Sunday, January 10, 2016

You Say Tomato and I Say Does It Really Matter?

Life on Earth has existed for about 570-million years. This is broken down into three main eras, each of which is subdivided into geological epochs.

The current era, the Cenozoic, has lasted about 65-million years. You (probably) and I (certainly) were born the the Holocene epoch. That has occupied the last 12,000 years which coincides nicely with the advent of human civilization. It was the Holocene's incredibly mild climate that was instrumental to our development of civilization-building agriculture.

As epochs go, however, the Holocene has been incredibly brief. Most epochs spanned many millions of years. The Holocene just twelve thousand although, but for us, humankind, it too might have gone on for millions of years. However we, mankind, have brought the Holocene to an abrupt and remarkably premature end.

We are the first species to create a geological epoch and, fittingly, it's named the Anthropocene - the epoch of Man.

Science, despite what some critics claim to the contrary, is reluctant to come to fast conclusions.  Conservatives should appreciate science because it is, in many ways, extremely conservative which, curiously, is what most infuriates Conservatives. Odd, isn't it?
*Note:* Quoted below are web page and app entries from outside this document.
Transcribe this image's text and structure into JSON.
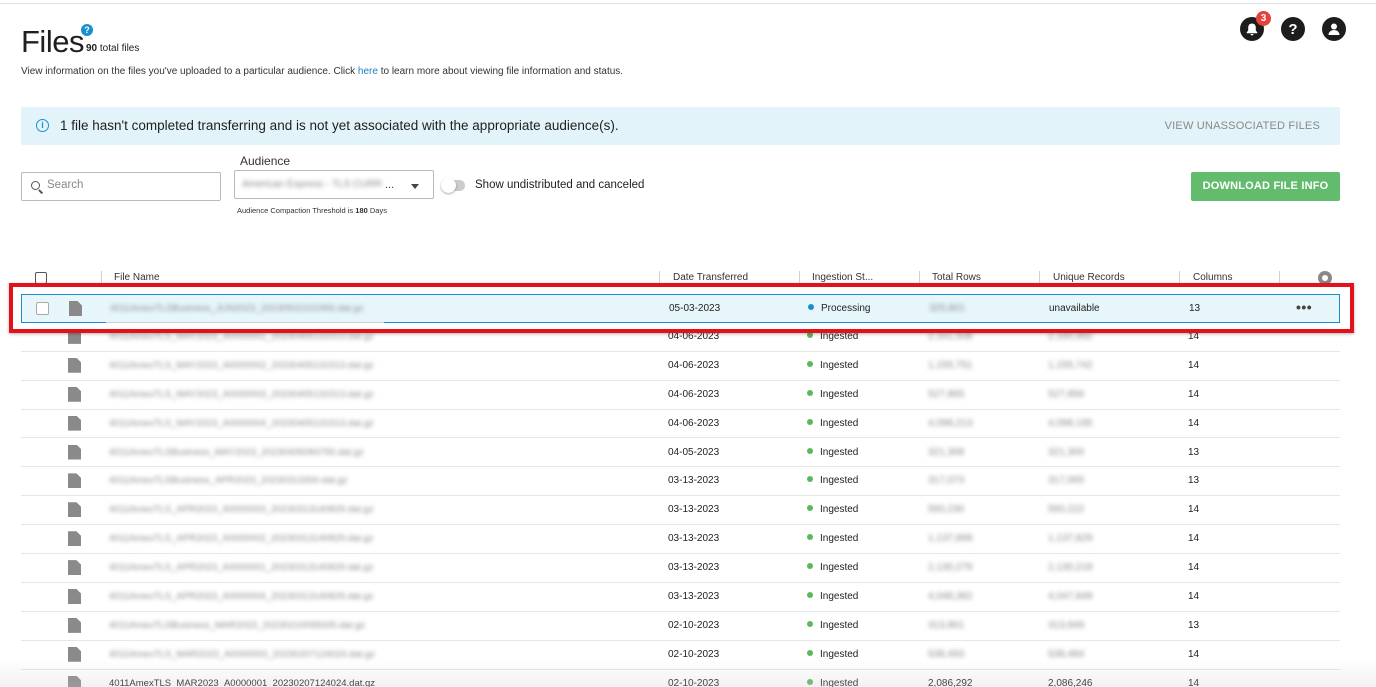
{
  "header": {
    "title": "Files",
    "help_badge": "?",
    "total_count": "90",
    "total_suffix": "total files",
    "subtitle_before": "View information on the files you've uploaded to a particular audience. Click ",
    "subtitle_link": "here",
    "subtitle_after": " to learn more about viewing file information and status.",
    "notification_count": "3",
    "help_icon_glyph": "?"
  },
  "banner": {
    "message": "1 file hasn't completed transferring and is not yet associated with the appropriate audience(s).",
    "link": "VIEW UNASSOCIATED FILES"
  },
  "filters": {
    "search_placeholder": "Search",
    "audience_label": "Audience",
    "audience_value": "American Express - TLS CURR",
    "audience_ellipsis": "...",
    "threshold_text": "Audience Compaction Threshold is",
    "threshold_value": "180",
    "threshold_unit": "Days",
    "toggle_label": "Show undistributed and canceled",
    "toggle_on": false,
    "download_button": "DOWNLOAD FILE INFO"
  },
  "table": {
    "columns": [
      "File Name",
      "Date Transferred",
      "Ingestion St...",
      "Total Rows",
      "Unique Records",
      "Columns"
    ],
    "rows": [
      {
        "name": "4011AmexTLSBusiness_JUN2023_20230502102456.dat.gz",
        "date": "05-03-2023",
        "status": "Processing",
        "total": "325,801",
        "unique": "unavailable",
        "cols": "13",
        "selected": true
      },
      {
        "name": "4011AmexTLS_MAY2023_A0000001_20230405131513.dat.gz",
        "date": "04-06-2023",
        "status": "Ingested",
        "total": "2,161,508",
        "unique": "2,160,992",
        "cols": "14"
      },
      {
        "name": "4011AmexTLS_MAY2023_A0000002_20230405131513.dat.gz",
        "date": "04-06-2023",
        "status": "Ingested",
        "total": "1,155,751",
        "unique": "1,155,742",
        "cols": "14"
      },
      {
        "name": "4011AmexTLS_MAY2023_A0000003_20230405131513.dat.gz",
        "date": "04-06-2023",
        "status": "Ingested",
        "total": "527,865",
        "unique": "527,856",
        "cols": "14"
      },
      {
        "name": "4011AmexTLS_MAY2023_A0000004_20230405131513.dat.gz",
        "date": "04-06-2023",
        "status": "Ingested",
        "total": "4,098,213",
        "unique": "4,098,195",
        "cols": "14"
      },
      {
        "name": "4011AmexTLSBusiness_MAY2023_20230405084755.dat.gz",
        "date": "04-05-2023",
        "status": "Ingested",
        "total": "321,308",
        "unique": "321,300",
        "cols": "13"
      },
      {
        "name": "4011AmexTLSBusiness_APR2023_20230313300.dat.gz",
        "date": "03-13-2023",
        "status": "Ingested",
        "total": "317,073",
        "unique": "317,065",
        "cols": "13"
      },
      {
        "name": "4011AmexTLS_APR2023_A0000003_20230313140829.dat.gz",
        "date": "03-13-2023",
        "status": "Ingested",
        "total": "550,230",
        "unique": "550,222",
        "cols": "14"
      },
      {
        "name": "4011AmexTLS_APR2023_A0000002_20230313140829.dat.gz",
        "date": "03-13-2023",
        "status": "Ingested",
        "total": "1,137,868",
        "unique": "1,137,829",
        "cols": "14"
      },
      {
        "name": "4011AmexTLS_APR2023_A0000001_20230313140829.dat.gz",
        "date": "03-13-2023",
        "status": "Ingested",
        "total": "2,130,279",
        "unique": "2,130,218",
        "cols": "14"
      },
      {
        "name": "4011AmexTLS_APR2023_A0000004_20230313140829.dat.gz",
        "date": "03-13-2023",
        "status": "Ingested",
        "total": "4,048,382",
        "unique": "4,047,849",
        "cols": "14"
      },
      {
        "name": "4011AmexTLSBusiness_MAR2023_20230210095005.dat.gz",
        "date": "02-10-2023",
        "status": "Ingested",
        "total": "313,861",
        "unique": "313,849",
        "cols": "13"
      },
      {
        "name": "4011AmexTLS_MAR2023_A0000003_20230207124024.dat.gz",
        "date": "02-10-2023",
        "status": "Ingested",
        "total": "538,493",
        "unique": "538,484",
        "cols": "14"
      },
      {
        "name": "4011AmexTLS_MAR2023_A0000001_20230207124024.dat.gz",
        "date": "02-10-2023",
        "status": "Ingested",
        "total": "2,086,292",
        "unique": "2,086,246",
        "cols": "14",
        "clear": true
      }
    ]
  },
  "colors": {
    "accent_blue": "#1a8fd0",
    "ingested_green": "#5cb85c",
    "download_green": "#63bb6e",
    "highlight_red": "#e3121a",
    "notification_red": "#e8413b"
  }
}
It's this conservative reticence that has led to disagreement as to whether mankind has transformed the world, shifting it from the Holocene to this new Anthropocene. That question is therefore being put to the International Commission on Stratigraphy, which describes itself as "The International Commission on Stratigraphy is the largest and oldest constituent scientific body in the International Union of Geological Sciences (IUGS). Its primary objective is to precisely define global units (systems, series, and stages) of the International Chronostratigraphic Chart that, in turn, are the basis for the units (periods, epochs, and age) of the International Geologic Time Scale; thus setting global standards for the fundamental scale for expressing the history of the Earth."

When the greatest stratigraphologists convene later this year they will consider a new study by an international team of scientists that seems to support the Anthropocene theory.

The new study provides one of the strongest cases yet that from the amount of concrete mankind uses in building to the amount of plastic rubbish dumped in the oceans, Earth has entered a new geological epoch.

“We could be looking here at a stepchange from one world to another that justifies being called an epoch,” said Dr Colin Waters, principal geologist at the British Geological Survey and an author on the study published in Science on Thursday.

“What this paper does is to say the changes are as big as those that happened at the end of the last ice age . This is a big deal.”

...The study says that accelerating technological change, and a growth in population and consumption have driven the move into the Anthropocene, which advocates of the concept suggest started around the middle of the 20th century.

“We are becoming a major geological force, and that’s something that really has happened since we had that technological advance after the second world war. Before that it was horse and cart transporting stuff around the planet, it was low key, nothing was happening particularly dramatically,” said Waters.

...Waters said that if the ICS was to formally vote in favour of making the Anthropocene an official epoch, its significance to the wider world would be in conveying the scale of what humanity is doing to the Earth.

Does triggering a mass extinction of life on Earth, the sixth in nearly 600-million years, qualify as tipping the world into a new geological epoch? That sounds as much a philosophical question as a scientific problem. Does it matter? The impacts of our actions matter and on a massively mortal scale.

No comments: